I was intrigued enough by the French Culinary Institute's new cooking textbook, The Fundamental Techniques of Classic Cuisine, to request a review copy (it was published more than a year ago).  Cooking is all about technique, not recipes, so these books always appeal to me and this seems to be a solid one.  But I'm still partial  to the CIA's main cooking text. If you cook a lot, these are good books to have because they provide and accepted of all the basics–basic pasta dough, pate a choux, cake batter, roux, that I return to for reference all the time.

I've felt guilty about not writing about these books when they came out, so now I can appease my guilt and move on from the clamor, the fascinating clamor, of my previous post!


13 Wonderful responses to “Last season’s books”

  • Pavlov

    Michael, I have been in the weeds this year so to speak with regards to my reading, thanks for bringing up the topic as well as some good looking books. That being said, will you be doing any more books following up on your “Chef” series? What besides cookbooks do you have planned (if you could share) for future topics?

  • Pavlov

    P.S.- regarding the last post… Thanks for making my life, and daily reading interesting Michael. “Once more into the breach dear friends…”

  • Tags

    Clammer, clammer, clammer!

    Why does it always have to be about food with you, anyway?

    Don’t you have anything else to talk about?

  • Rhonda

    Tags: I KNOW! Food, food, food. Outsiders may think that is all we care about!

  • Barry

    Heh. I do appreciate these timely recommendations. Just in time to add a title or two to my Christmas list.
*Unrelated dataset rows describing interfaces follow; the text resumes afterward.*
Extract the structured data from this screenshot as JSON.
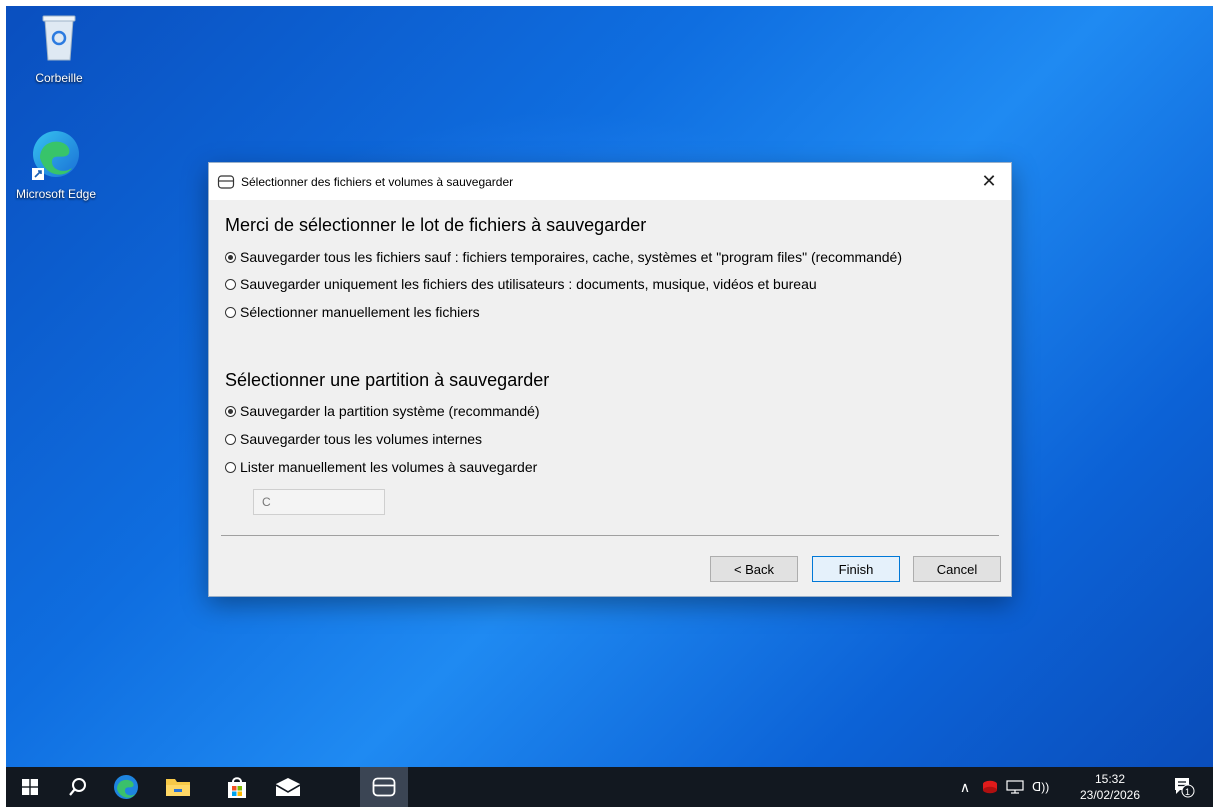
{
  "desktop": {
    "icons": [
      {
        "label": "Corbeille"
      },
      {
        "label": "Microsoft Edge"
      }
    ]
  },
  "dialog": {
    "title": "Sélectionner des fichiers et volumes à sauvegarder",
    "close_symbol": "✕",
    "files_section": {
      "heading": "Merci de sélectionner le lot de fichiers à sauvegarder",
      "options": [
        {
          "label": "Sauvegarder tous les fichiers sauf : fichiers temporaires, cache, systèmes et \"program files\" (recommandé)",
          "checked": true
        },
        {
          "label": "Sauvegarder uniquement les fichiers des utilisateurs : documents, musique, vidéos et bureau",
          "checked": false
        },
        {
          "label": "Sélectionner manuellement les fichiers",
          "checked": false
        }
      ]
    },
    "partition_section": {
      "heading": "Sélectionner une partition à sauvegarder",
      "options": [
        {
          "label": "Sauvegarder la partition système (recommandé)",
          "checked": true
        },
        {
          "label": "Sauvegarder tous les volumes internes",
          "checked": false
        },
        {
          "label": "Lister manuellement les volumes à sauvegarder",
          "checked": false
        }
      ],
      "volume_input_value": "C"
    },
    "buttons": {
      "back": "< Back",
      "finish": "Finish",
      "cancel": "Cancel"
    }
  },
  "taskbar": {
    "icons": [
      "windows-start-icon",
      "search-icon",
      "edge-icon",
      "file-explorer-icon",
      "store-icon",
      "mail-icon",
      "backup-app-icon"
    ],
    "tray": {
      "time": "15:32",
      "date": "23/02/2026",
      "notification_count": "1"
    }
  },
  "colors": {
    "accent": "#0078d7",
    "taskbar": "#121820",
    "dialog_bg": "#f0f0f0"
  }
}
    I am but a lowly home cook, a mere hack who knows good food when he tastes it. But I am a big fan of your blog and continue to appreciate your culinary insight and your skillful writing.

    I also believe that a man’s blog is his personal space. I enourage you to write about whatever you want. So what if we cancelled each other’s vote…this is America and that is our right.

  • ntsc

    We have the CIA book, actually we also had the previous edition and passed that along to a niece, she cooks, whose daughter (age 10) also cooks and has had a CIA class already.

  • sarah

    There are always so many new culinary books that I have my eye on. I hate to admit it but I am often lured in by terrific photography even though it may not be the greatest content! UGH! Hence, why I was extremely interested in “Beyond the Great Wall” when I saw it and never bought it. Thanks for the reco–sounds like it would be a great addition to my library!

  • luis

    I told myself I would not buy any more cookbooks Mickey…. but I never said anything about textbooks…. so… I am tempted once again to buy a textbook. This is not as simply as buying a cookbook which are cheap…and cheaper if second hand. Textbooks for what I have seen hold their value pretty well. hmm….. only a matter of time and conviction I found the must have textbook….now!

  • Kate in the NW

    I am halfway through “A Short History of the American Stomach” (F. Kaufman). Short book, interesting so far – not really at all about technique but the intersection of culture/history/food – and even…(I hope this doesn’t bring up PTSD) religion and politics’ effect on the dinner table and farm. If you have read it and care to comment on it when you expand this post I’d love to know what you think…

  • sarah

    Just received “On the Line” yesterday as a gift from a friend and it looks like a really neat book!